It’s hard to imagine that a song could have a better friend than Ella Fitzgerald! Ella – who died in 1996 – would have celebrated her 94th birthday on Monday, April 25th.
Ella, an American jazz singer, is known as the “First Lady (the leading woman in an art or profession) of Song.” She had a remarkable (impressive) career that “spanned (extended across a period of time) 59 years, garnered (collected) 15 Grammys (an important award for musicians) and forever changed the face of (sound or appearance of) jazz,” according to the Brain Pickings website.
Many believe that Ella had the best voice in the history of jazz or, perhaps, any kind of music. And they believe that her ability to interpret (perform in a way to show feeling and meaning) many different kinds of songs is without peer. In other words, no other singer has had the same ability she had. She’s certainly one of the foremost (best or most important) interpreters of the Great American Songbook – the best and most important American songs from the 20th century, especially from the 1920s to 1960. These are songs that will probably remain (continue to be) popular and be performed by jazz musicians for many years. Sometimes these songs are called “jazz standards.” She received the National Medal of Art from President Ronald Reagan and the Presidential Medal of Freedom from the first President Bush.
Ella was born in 1917 and began her singing career in 1934, when she was 17 years old. She sang with Duke Ellington, Count Basie and most of the other important bands (groups of instrumental musicians), but she may be best known for her frequent performances with Louis Armstrong, one of the greatest male jazz singers and trumpet players and my childhood hero (someone you admire). There always seemed to be a little special magic in the air when they performed together.
Ella is also considered (thought) to be one of the greatest scat singers in jazz history. Scat singing is when the singer uses the sound of his or her voice like an instrument, without words. Scat singing is almost always improvised. Improvised music isn’t written; it’s created, or made up, while performing.
Ready to party with Ella? I’ve found several great examples of her music, some of them rare (not often seen or heard):
- One Note Samba – a great example of scat singing from 1969. When she introduces the song, she calls it impromptu, which means not practiced or planned.
- Dream a Little Dream of Me – Ella Fitzgerald and Louis Armstrong. This recording, the best I could find online, includes a humorous animation (like a cartoon) in which a bird and a cat act out the lyrics (words) of the song. Great music! Funny animation!
- First Lady of Song is a series of short podcasts about Ella Fitzgerald. You’ll hear her sing and listen to modern jazz musicians talk about and perform some of her music.
- Sound to Grow On is a series of American music programs from the Smithsonian Institution on iTunes U. They are hosted (introduced) by Michael Ash. Ash’s father Moses recorded many popular musicians from 1948 until 1986. The program called Jazz is one hour long, and you’ll find a song by Ella – from 1939 – at 37:45 (37 minutes, 45 seconds) into (from the beginning of) the program. I hope you listen to the whole program. You’ll learn a lot about American jazz. It’s especially interesting to me to hear the musicians discuss how they plan to perform some of the songs you’ll hear.

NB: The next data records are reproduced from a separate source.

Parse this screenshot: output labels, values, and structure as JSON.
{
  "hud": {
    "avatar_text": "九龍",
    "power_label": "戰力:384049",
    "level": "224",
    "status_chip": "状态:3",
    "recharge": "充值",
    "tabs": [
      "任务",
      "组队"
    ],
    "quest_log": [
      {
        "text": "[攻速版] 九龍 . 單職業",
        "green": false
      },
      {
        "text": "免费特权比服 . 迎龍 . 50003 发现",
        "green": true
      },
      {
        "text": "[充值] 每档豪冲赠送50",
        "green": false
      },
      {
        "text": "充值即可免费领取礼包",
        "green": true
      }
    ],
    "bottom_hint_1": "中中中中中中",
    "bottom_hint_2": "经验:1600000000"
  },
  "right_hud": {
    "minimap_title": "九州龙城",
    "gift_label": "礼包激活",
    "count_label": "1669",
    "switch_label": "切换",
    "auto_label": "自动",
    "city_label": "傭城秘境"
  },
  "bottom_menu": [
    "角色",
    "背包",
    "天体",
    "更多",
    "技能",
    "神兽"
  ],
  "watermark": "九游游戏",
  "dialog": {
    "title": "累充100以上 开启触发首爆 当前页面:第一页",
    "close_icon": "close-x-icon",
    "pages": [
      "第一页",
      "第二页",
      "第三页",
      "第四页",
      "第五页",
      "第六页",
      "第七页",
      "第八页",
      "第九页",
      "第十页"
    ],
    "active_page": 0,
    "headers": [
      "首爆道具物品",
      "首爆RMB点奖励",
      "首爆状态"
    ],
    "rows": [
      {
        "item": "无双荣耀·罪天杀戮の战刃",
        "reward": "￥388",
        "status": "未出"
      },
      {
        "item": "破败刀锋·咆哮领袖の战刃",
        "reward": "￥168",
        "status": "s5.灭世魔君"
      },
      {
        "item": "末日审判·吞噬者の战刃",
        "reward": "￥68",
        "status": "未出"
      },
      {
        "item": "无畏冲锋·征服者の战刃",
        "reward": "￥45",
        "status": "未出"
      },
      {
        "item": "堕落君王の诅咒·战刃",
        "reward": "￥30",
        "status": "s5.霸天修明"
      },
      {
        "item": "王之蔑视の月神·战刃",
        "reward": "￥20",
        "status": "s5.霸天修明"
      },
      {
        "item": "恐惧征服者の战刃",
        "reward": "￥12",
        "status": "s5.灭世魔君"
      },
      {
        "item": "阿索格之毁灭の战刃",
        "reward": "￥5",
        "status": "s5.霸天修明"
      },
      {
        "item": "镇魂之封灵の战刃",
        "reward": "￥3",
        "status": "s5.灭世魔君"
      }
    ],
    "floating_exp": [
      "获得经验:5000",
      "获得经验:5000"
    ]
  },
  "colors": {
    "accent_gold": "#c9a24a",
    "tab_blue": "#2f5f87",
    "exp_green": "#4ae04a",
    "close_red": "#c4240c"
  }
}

I hope you enjoy Ella as much as I do. I celebrated her birthday on Monday by listening to her music all day while I worked; I loved every minute of it!
Photo of young Ella from the Wikipedia Commons is in the public domain.